In Russia, Russian Deputy Prime-Minister Alexander Novak (who was the Russian energy minister until 2020) reported to the State Duma on March 21 that the Russian government is considering a ban on exports of uranium to the United States in retaliation for the most recent energy sanctions on Russia. No details are available yet on those potential Russian sanctions.

Russia is a supplier of both uranium products and uranium enrichment services to the United States. According to the Energy Information Administration, Russia is the third largest source of US uranium, supplying roughly 16% of all uranium purchased by US power reactors in 2020. As for enrichment services, under a Suspension Agreement most recently extended in October 2020, Russia is limited to enriching up to 20% of the uranium used to fuel US reactors. The amount of enrichment services that Russia can provide under the Suspension Agreement, including providing enrichment services for both its own natural uranium metal and ores as well as those mined in other countries, decreases over the coming years.
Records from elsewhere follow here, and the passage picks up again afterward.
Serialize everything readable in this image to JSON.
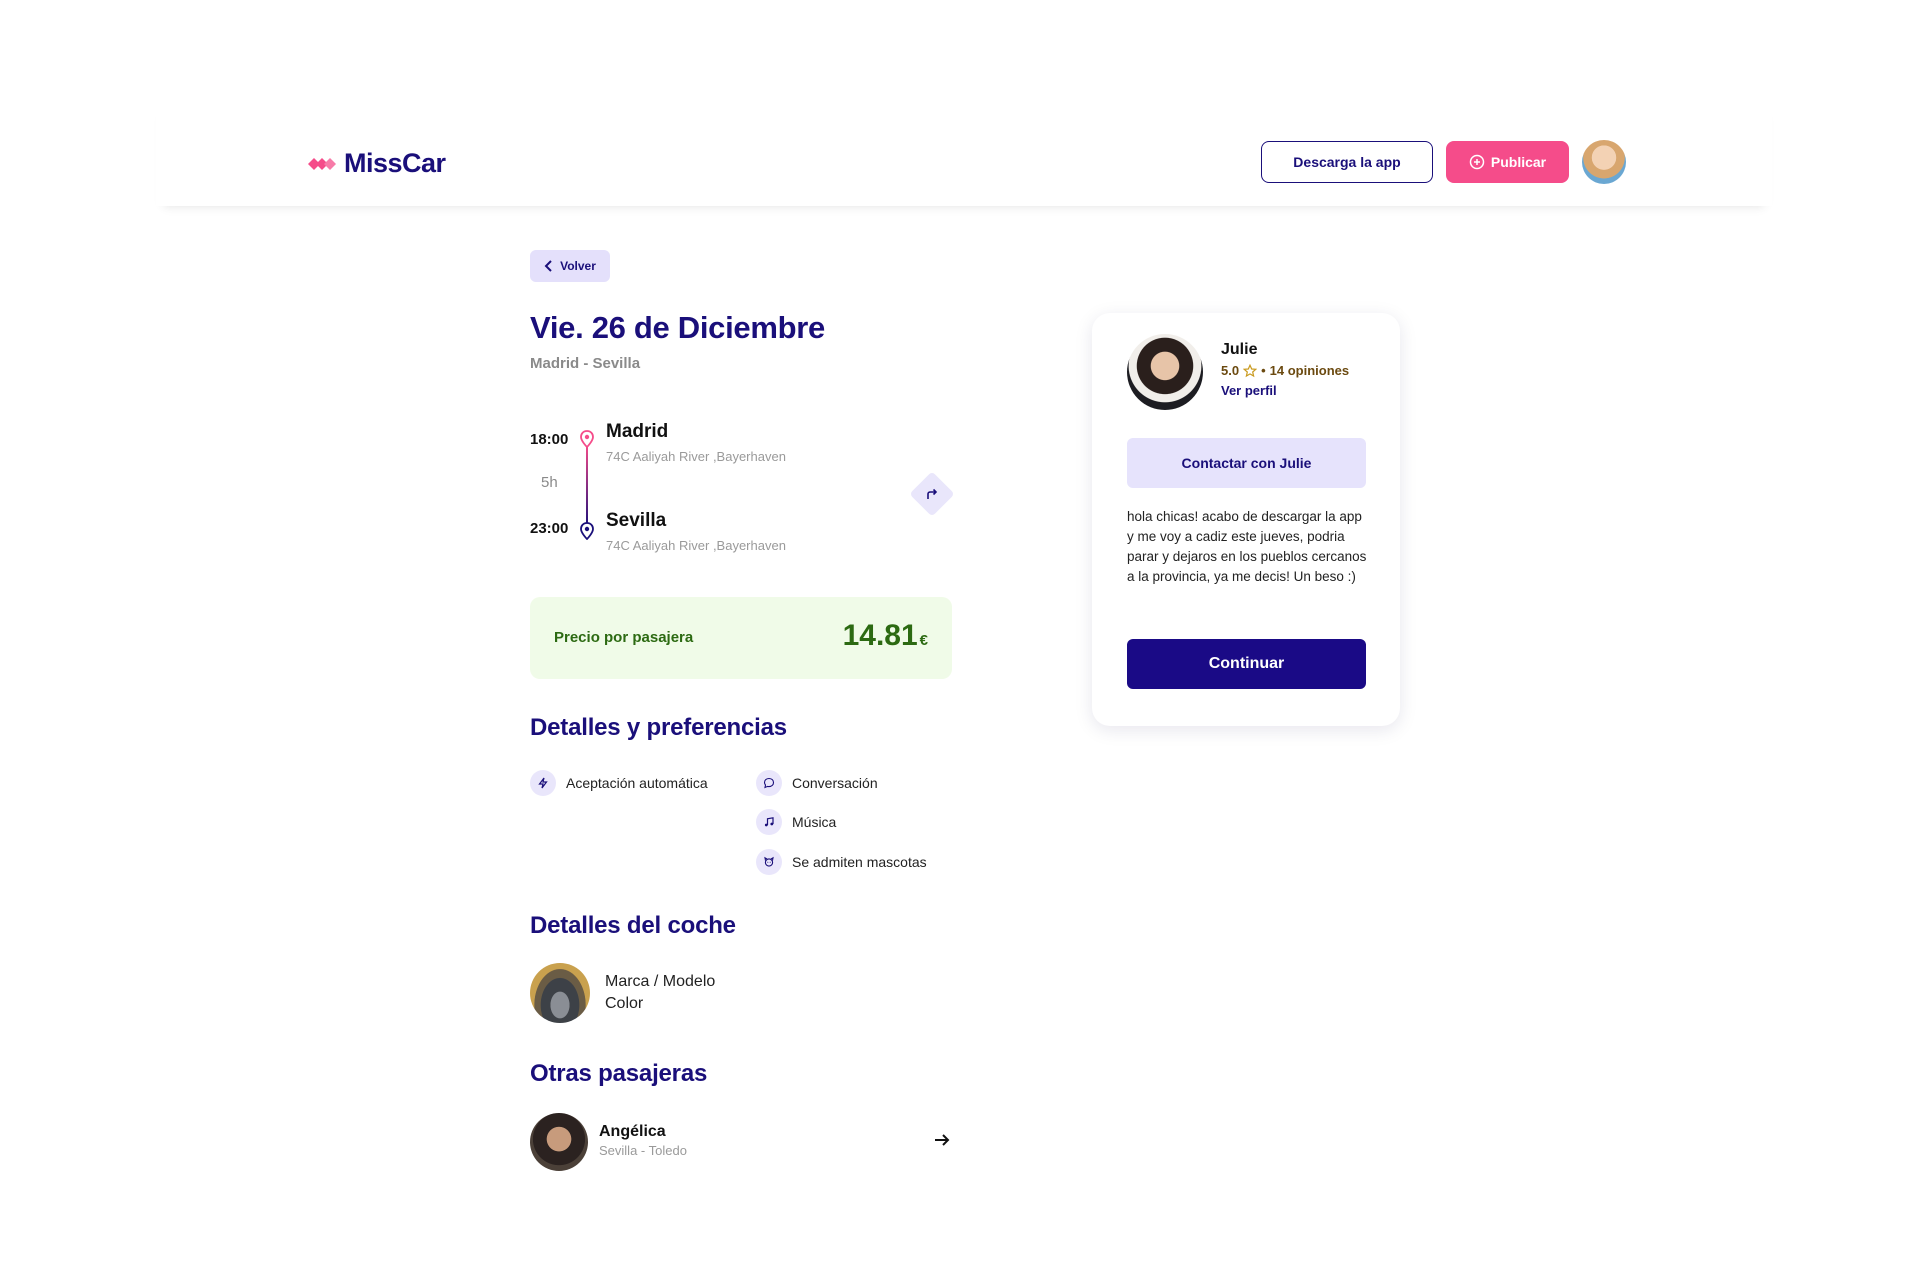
{
  "header": {
    "brand": "MissCar",
    "download_label": "Descarga la app",
    "publish_label": "Publicar"
  },
  "back_label": "Volver",
  "trip": {
    "date_title": "Vie. 26 de Diciembre",
    "route_summary": "Madrid - Sevilla",
    "departure": {
      "time": "18:00",
      "city": "Madrid",
      "address": "74C Aaliyah River ,Bayerhaven"
    },
    "duration": "5h",
    "arrival": {
      "time": "23:00",
      "city": "Sevilla",
      "address": "74C Aaliyah River ,Bayerhaven"
    }
  },
  "price": {
    "label": "Precio por pasajera",
    "value": "14.81",
    "currency": "€"
  },
  "preferences": {
    "title": "Detalles y preferencias",
    "items": [
      {
        "label": "Aceptación automática",
        "icon": "lightning-icon"
      },
      {
        "label": "Conversación",
        "icon": "chat-bubble-icon"
      },
      {
        "label": "Música",
        "icon": "music-note-icon"
      },
      {
        "label": "Se admiten mascotas",
        "icon": "pet-icon"
      }
    ]
  },
  "car": {
    "title": "Detalles del coche",
    "model": "Marca / Modelo",
    "color": "Color"
  },
  "passengers": {
    "title": "Otras pasajeras",
    "items": [
      {
        "name": "Angélica",
        "route": "Sevilla - Toledo"
      }
    ]
  },
  "driver": {
    "name": "Julie",
    "rating": "5.0",
    "separator": "•",
    "reviews": "14 opiniones",
    "profile_link": "Ver perfil",
    "contact_label": "Contactar con Julie",
    "message": "hola chicas! acabo de descargar la app y me voy a cadiz este jueves, podria parar y dejaros en los pueblos cercanos a la provincia, ya me decis! Un beso :)",
    "continue_label": "Continuar"
  },
  "colors": {
    "primary": "#1a0f7a",
    "accent": "#f54c8a",
    "price_bg": "#f0fbe8",
    "price_text": "#2c6a12",
    "soft_purple": "#e6e3fc"
  }
}
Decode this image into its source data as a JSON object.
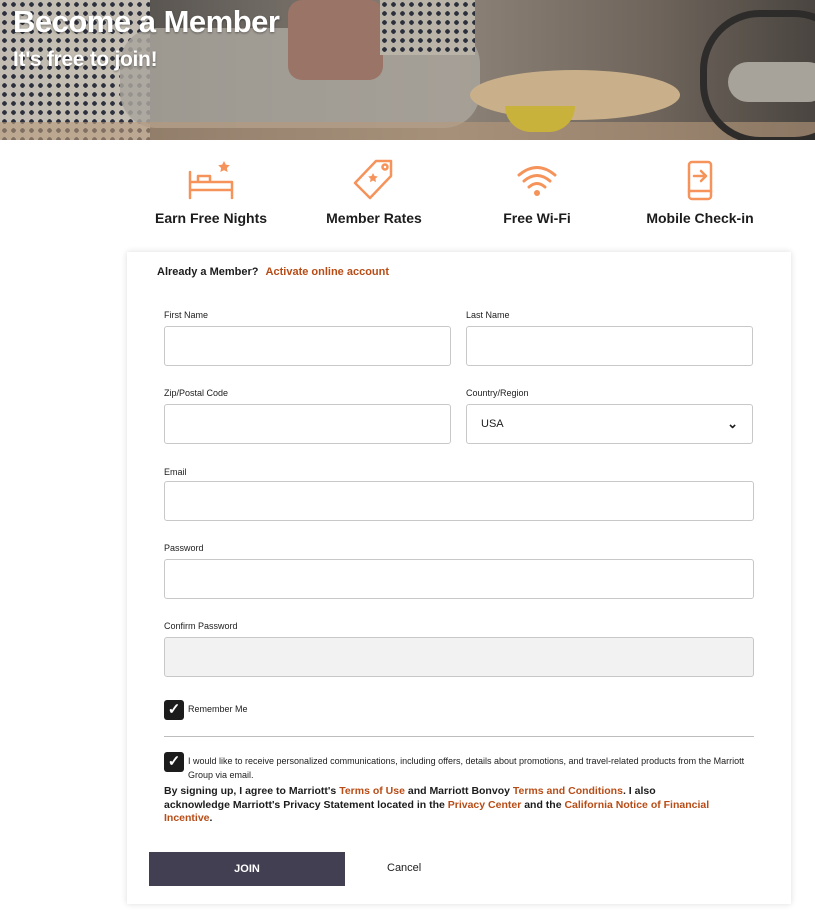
{
  "hero": {
    "title": "Become a Member",
    "subtitle": "It's free to join!"
  },
  "benefits": [
    {
      "label": "Earn Free Nights",
      "icon": "bed-star-icon"
    },
    {
      "label": "Member Rates",
      "icon": "price-tag-icon"
    },
    {
      "label": "Free Wi-Fi",
      "icon": "wifi-icon"
    },
    {
      "label": "Mobile Check-in",
      "icon": "phone-checkin-icon"
    }
  ],
  "form": {
    "already_member_text": "Already a Member?",
    "activate_link": "Activate online account",
    "first_name_label": "First Name",
    "first_name_value": "",
    "last_name_label": "Last Name",
    "last_name_value": "",
    "zip_label": "Zip/Postal Code",
    "zip_value": "",
    "country_label": "Country/Region",
    "country_value": "USA",
    "email_label": "Email",
    "email_value": "",
    "password_label": "Password",
    "password_value": "",
    "confirm_password_label": "Confirm Password",
    "confirm_password_value": "",
    "remember_me_label": "Remember Me",
    "remember_me_checked": true,
    "consent_checked": true,
    "consent_text": "I would like to receive personalized communications, including offers, details about promotions, and travel-related products from the Marriott Group via email.",
    "legal": {
      "part1": "By signing up, I agree to Marriott's ",
      "terms_of_use": "Terms of Use",
      "part2": " and Marriott Bonvoy ",
      "terms_conditions": "Terms and Conditions",
      "part3": ". I also acknowledge Marriott's Privacy Statement located in the ",
      "privacy_center": "Privacy Center",
      "part4": " and the ",
      "california_notice": "California Notice of Financial Incentive",
      "part5": "."
    },
    "join_label": "JOIN",
    "cancel_label": "Cancel"
  },
  "colors": {
    "accent_orange": "#f5935a",
    "link": "#b84c16",
    "button": "#433f52"
  }
}
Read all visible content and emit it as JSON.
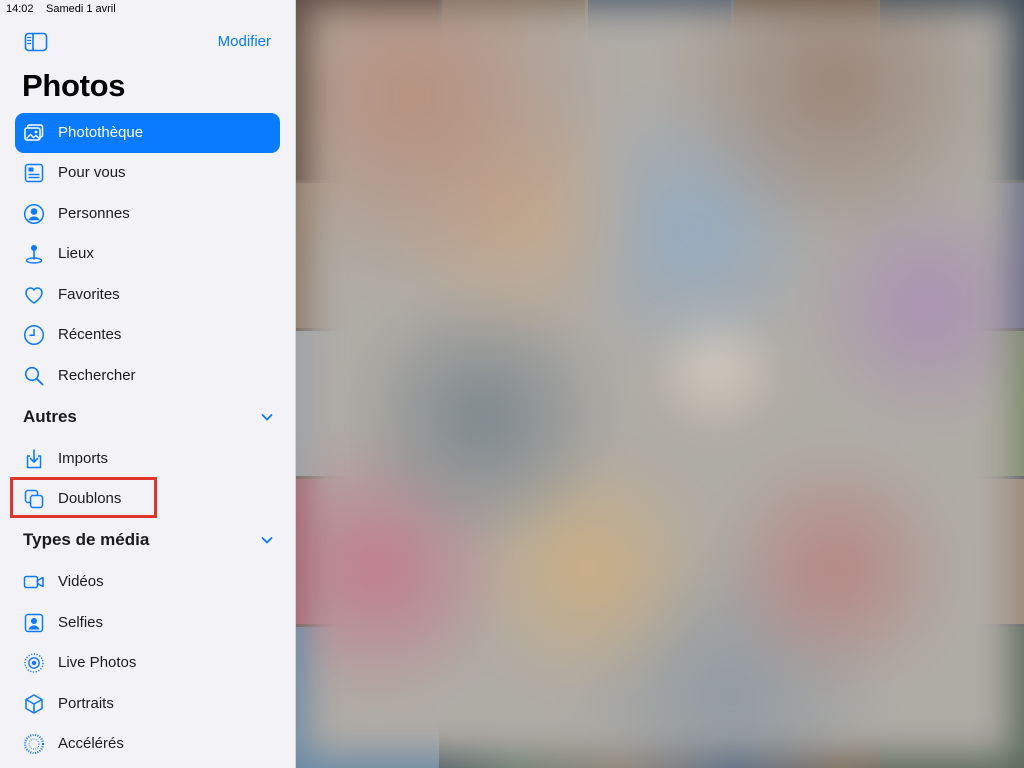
{
  "status_bar": {
    "time": "14:02",
    "date": "Samedi 1 avril"
  },
  "sidebar": {
    "edit_label": "Modifier",
    "title": "Photos",
    "primary_items": [
      {
        "label": "Photothèque",
        "icon": "photo-library-icon",
        "selected": true
      },
      {
        "label": "Pour vous",
        "icon": "for-you-icon"
      },
      {
        "label": "Personnes",
        "icon": "person-icon"
      },
      {
        "label": "Lieux",
        "icon": "map-pin-icon"
      },
      {
        "label": "Favorites",
        "icon": "heart-icon"
      },
      {
        "label": "Récentes",
        "icon": "clock-icon"
      },
      {
        "label": "Rechercher",
        "icon": "search-icon"
      }
    ],
    "sections": [
      {
        "title": "Autres",
        "items": [
          {
            "label": "Imports",
            "icon": "import-icon"
          },
          {
            "label": "Doublons",
            "icon": "duplicates-icon",
            "highlighted": true
          }
        ]
      },
      {
        "title": "Types de média",
        "items": [
          {
            "label": "Vidéos",
            "icon": "video-icon"
          },
          {
            "label": "Selfies",
            "icon": "selfie-icon"
          },
          {
            "label": "Live Photos",
            "icon": "live-photo-icon"
          },
          {
            "label": "Portraits",
            "icon": "cube-icon"
          },
          {
            "label": "Accélérés",
            "icon": "timelapse-icon"
          }
        ]
      }
    ]
  },
  "colors": {
    "accent": "#0a7aff",
    "highlight": "#e0352b",
    "sidebar_bg": "#f2f2f7"
  }
}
Although the effects of a ban on Russian uranium feedstock could be blunted in the short term by reserves of uranium hexafluoride held by the US Department of Energy and International Atomic Energy Agency, it may be harder and take longer to replace the loss of Russian enrichment services if enrichment facilities need to be expanded or restarted and face technical and/or regulatory delays.

While any ban on Russian uranium or Russia’s proposed embargo could result in supply disruptions in the long term, existing stores of uranium products for which title has passed to a non-Russian entity could likely be accessed under the language in the proposed bill.